Houseplants and their uninvited friends
Indoor growing conditions, such as high humidity or a lack of air movement, generally attract uninvited house guests. Overwatering can also create living conditions for houseplant pest, as damp soil enhances humidity levels surrounding the plant, creating the ideal setting for houseplant pests to thrive.
Mealybugs have a white, cottony-like appearance, and they are usually found in clusters on the stem where the leaves. Mealybugs feed on the folliage of your plant and can cause leaves to stop growing or becoming deformed.
Whilst in the wild decomposing plant matter or fungi naturally found in the soil, help fertilise plants. In indoor conditions, they promote Fungus gnats which makes it very important to always remove decaying leaves from the top of the soil of houseplants. We have all seen the tiny dark coloured flies that buzz around your houseplants. While the flies themselves are more annoying than dangerous.
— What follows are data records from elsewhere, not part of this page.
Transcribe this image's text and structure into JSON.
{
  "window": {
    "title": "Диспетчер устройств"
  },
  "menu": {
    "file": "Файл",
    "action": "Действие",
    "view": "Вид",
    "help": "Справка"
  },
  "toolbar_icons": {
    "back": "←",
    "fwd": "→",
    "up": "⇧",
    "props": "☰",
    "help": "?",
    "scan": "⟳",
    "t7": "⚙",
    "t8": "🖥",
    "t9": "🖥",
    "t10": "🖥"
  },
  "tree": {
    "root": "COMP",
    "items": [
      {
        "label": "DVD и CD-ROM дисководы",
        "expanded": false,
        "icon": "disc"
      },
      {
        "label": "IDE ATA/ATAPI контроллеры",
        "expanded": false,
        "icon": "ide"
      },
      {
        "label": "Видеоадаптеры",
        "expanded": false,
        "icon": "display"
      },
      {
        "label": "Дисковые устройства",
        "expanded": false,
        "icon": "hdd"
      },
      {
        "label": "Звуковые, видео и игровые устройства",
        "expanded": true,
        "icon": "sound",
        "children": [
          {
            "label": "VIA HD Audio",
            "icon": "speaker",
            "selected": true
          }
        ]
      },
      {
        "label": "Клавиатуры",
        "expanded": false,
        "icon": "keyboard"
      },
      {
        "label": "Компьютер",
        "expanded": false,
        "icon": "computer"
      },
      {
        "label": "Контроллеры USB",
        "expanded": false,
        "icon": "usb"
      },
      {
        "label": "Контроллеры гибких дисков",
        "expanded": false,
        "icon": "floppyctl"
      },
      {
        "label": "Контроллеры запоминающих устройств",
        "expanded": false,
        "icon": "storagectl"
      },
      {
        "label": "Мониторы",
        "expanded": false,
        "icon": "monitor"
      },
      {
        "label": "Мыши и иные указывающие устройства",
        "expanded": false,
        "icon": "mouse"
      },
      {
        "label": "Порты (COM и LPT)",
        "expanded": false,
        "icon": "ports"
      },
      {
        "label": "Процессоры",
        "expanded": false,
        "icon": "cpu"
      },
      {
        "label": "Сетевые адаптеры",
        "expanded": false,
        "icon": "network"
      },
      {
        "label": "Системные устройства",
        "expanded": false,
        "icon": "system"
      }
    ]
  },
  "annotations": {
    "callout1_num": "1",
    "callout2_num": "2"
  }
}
The larvae are what causes damage as it feeds on the houseplant roots.
Because of their small size, spider mites can be difficult to detect. They usually have a width of less than 1mm and generate tiny webbing between the leaves. They penetrate the leaves of houseplants to extract the fluid inside, which causes the leaves to yellow or discolour.
Scale appears as little brown lumps. Armoured (hard-scale) and soft-scale scales are the two forms of scale. Soft scales have a powdery, cotton-like layer, whereas armoured scales have a hard shield on the outside. Scale feeds on the sap and attacks the leaves and stems. As a result, leaf drop and yellowing are also common adverse effects. Yellow patches, wilting, and stunted development are all possibilities.
Thrips are little, straw-coloured insects with thin feathered wings that are a frequent houseplant pest. They're so little that they're difficult to notice with the naked eye, but they're sometimes easier to spot as an animated line travelling across the leaf's veins when disturbed. Blotchy reddish-brown discolouration can also indicate the presence of a thrips infestation. They can reproduce asexually, and because there are no natural predators in indoor environments, they can rapidly multiply and inflict severe damage. Thrips are one of the most difficult bugs to control among common houseplant pests.